- _Required work_: Your reply should consist of the entries, copied exactly and stripped of images.

──────── The data

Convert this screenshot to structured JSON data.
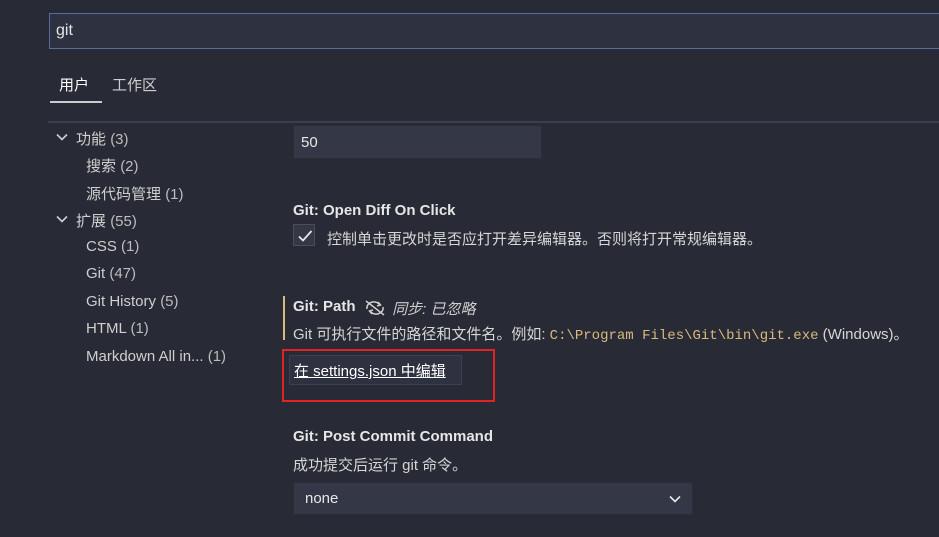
{
  "search": {
    "value": "git"
  },
  "tabs": [
    {
      "label": "用户"
    },
    {
      "label": "工作区"
    }
  ],
  "tree": [
    {
      "label": "功能",
      "count": "(3)"
    },
    {
      "label": "搜索",
      "count": "(2)"
    },
    {
      "label": "源代码管理",
      "count": "(1)"
    },
    {
      "label": "扩展",
      "count": "(55)"
    },
    {
      "label": "CSS",
      "count": "(1)"
    },
    {
      "label": "Git",
      "count": "(47)"
    },
    {
      "label": "Git History",
      "count": "(5)"
    },
    {
      "label": "HTML",
      "count": "(1)"
    },
    {
      "label": "Markdown All in...",
      "count": "(1)"
    }
  ],
  "settings": {
    "number_value": "50",
    "open_diff": {
      "title": "Git: Open Diff On Click",
      "description": "控制单击更改时是否应打开差异编辑器。否则将打开常规编辑器。",
      "checked": true
    },
    "path": {
      "title": "Git: Path",
      "sync_label": "同步: 已忽略",
      "description_prefix": "Git 可执行文件的路径和文件名。例如: ",
      "example_path": "C:\\Program Files\\Git\\bin\\git.exe",
      "description_suffix": " (Windows)。",
      "edit_link": "在 settings.json 中编辑"
    },
    "post_commit": {
      "title": "Git: Post Commit Command",
      "description": "成功提交后运行 git 命令。",
      "selected": "none"
    }
  },
  "colors": {
    "background": "#282a36",
    "modified_indicator": "#d7ba7d",
    "highlight_box": "#e02424"
  },
  "icons": {
    "expand": "chevron-down-icon",
    "check": "check-icon",
    "sync_ignored": "sync-ignored-icon",
    "dropdown": "chevron-down-icon"
  }
}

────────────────

- _Response to this task_:
Convert this screenshot to structured JSON data.
{
  "search": {
    "value": "git"
  },
  "tabs": [
    {
      "label": "用户"
    },
    {
      "label": "工作区"
    }
  ],
  "tree": [
    {
      "label": "功能",
      "count": "(3)"
    },
    {
      "label": "搜索",
      "count": "(2)"
    },
    {
      "label": "源代码管理",
      "count": "(1)"
    },
    {
      "label": "扩展",
      "count": "(55)"
    },
    {
      "label": "CSS",
      "count": "(1)"
    },
    {
      "label": "Git",
      "count": "(47)"
    },
    {
      "label": "Git History",
      "count": "(5)"
    },
    {
      "label": "HTML",
      "count": "(1)"
    },
    {
      "label": "Markdown All in...",
      "count": "(1)"
    }
  ],
  "settings": {
    "number_value": "50",
    "open_diff": {
      "title": "Git: Open Diff On Click",
      "description": "控制单击更改时是否应打开差异编辑器。否则将打开常规编辑器。",
      "checked": true
    },
    "path": {
      "title": "Git: Path",
      "sync_label": "同步: 已忽略",
      "description_prefix": "Git 可执行文件的路径和文件名。例如: ",
      "example_path": "C:\\Program Files\\Git\\bin\\git.exe",
      "description_suffix": " (Windows)。",
      "edit_link": "在 settings.json 中编辑"
    },
    "post_commit": {
      "title": "Git: Post Commit Command",
      "description": "成功提交后运行 git 命令。",
      "selected": "none"
    }
  },
  "colors": {
    "background": "#282a36",
    "modified_indicator": "#d7ba7d",
    "highlight_box": "#e02424"
  },
  "icons": {
    "expand": "chevron-down-icon",
    "check": "check-icon",
    "sync_ignored": "sync-ignored-icon",
    "dropdown": "chevron-down-icon"
  }
}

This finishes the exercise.